Three blind patients have had their sight partly restored after scientists in Germany developed an electronic eye implant. The breakthrough is being hailed as “a significant advance” in retinal prostheses, which could revolutionize the lives of 200,000 people worldwide who (have) retinitis pigmentosa (RP), a degenerative eye disease.

A subretinal implant inserted under the retina of the three patients has allowed them to see shapes and objects. The best results were achieved with Miikka Terhol, a 46-year-old from Finland, who was able to recognize cutlery and a mug on a table, a clock face, and discern seven different shades of grey. He was also able to move around a room independently and read large letters set out before him.
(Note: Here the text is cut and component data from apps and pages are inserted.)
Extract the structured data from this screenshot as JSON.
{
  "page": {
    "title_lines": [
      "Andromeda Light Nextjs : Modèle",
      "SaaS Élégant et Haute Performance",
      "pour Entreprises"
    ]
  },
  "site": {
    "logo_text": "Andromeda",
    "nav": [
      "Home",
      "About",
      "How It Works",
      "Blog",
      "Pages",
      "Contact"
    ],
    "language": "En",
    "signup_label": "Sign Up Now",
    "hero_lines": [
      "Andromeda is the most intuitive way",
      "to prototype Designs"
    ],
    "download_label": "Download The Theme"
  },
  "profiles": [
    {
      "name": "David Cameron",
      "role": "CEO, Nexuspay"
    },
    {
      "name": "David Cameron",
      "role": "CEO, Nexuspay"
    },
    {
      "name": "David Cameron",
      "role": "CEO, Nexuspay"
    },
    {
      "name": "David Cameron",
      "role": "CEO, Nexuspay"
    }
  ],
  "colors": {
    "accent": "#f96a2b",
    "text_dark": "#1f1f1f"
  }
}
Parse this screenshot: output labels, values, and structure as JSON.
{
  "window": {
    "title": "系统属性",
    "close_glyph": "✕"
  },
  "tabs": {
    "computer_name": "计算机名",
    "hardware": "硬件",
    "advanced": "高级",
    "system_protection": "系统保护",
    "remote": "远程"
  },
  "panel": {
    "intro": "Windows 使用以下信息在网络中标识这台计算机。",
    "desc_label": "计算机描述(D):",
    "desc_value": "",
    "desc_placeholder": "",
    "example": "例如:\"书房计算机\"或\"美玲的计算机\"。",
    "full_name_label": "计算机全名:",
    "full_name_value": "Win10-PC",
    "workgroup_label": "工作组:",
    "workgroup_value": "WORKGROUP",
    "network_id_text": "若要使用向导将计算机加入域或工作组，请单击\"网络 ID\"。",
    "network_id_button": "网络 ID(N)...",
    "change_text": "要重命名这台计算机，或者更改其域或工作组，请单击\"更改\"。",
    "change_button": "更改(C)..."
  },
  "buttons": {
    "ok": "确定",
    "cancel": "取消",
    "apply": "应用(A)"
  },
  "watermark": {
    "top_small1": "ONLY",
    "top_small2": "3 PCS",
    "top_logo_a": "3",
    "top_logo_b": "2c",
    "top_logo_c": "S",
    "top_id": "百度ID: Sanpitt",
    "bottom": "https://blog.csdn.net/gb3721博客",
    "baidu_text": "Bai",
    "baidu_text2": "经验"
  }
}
Professor Eberhart Zrenner of Germany’s University of Tuebingen, and colleagues from the private company Retina Implant AG, initially tested the subretinal chip on 11 people. Some noticed no improvement as their condition was too advanced, but most were able to pick up bright objects. It was only when the chip was placed further behind the retina, in the central macula area, that the best results were achieved with three people--two of them having RP and the other a related inherited condition, choroideraemia.

David Head, chief executive at RP Fighting Blindness, welcomed a new report on Dr. Zrenner’s work and said, “This technology is very exciting ... however, these devices are at an early stage of development as this report notes, and it’s important that we recognize that from early trials to a product that is fully proven and generally available can take a long time.”

Follow-up work on the subretinal implant is due to take place in several centres, including Oxford Eye Hospital and the Nuffield Laboratory of Ophthalmology, where a clinical trial of the electronic retina implant is due to take place in 2011-2012.

The research by Professor Zrenner and his colleagues is published in Proceedings of the Royal Society B (November 2010).

RP Fighting Blindness:

Reprinted from NB, Issue 60, December 2010.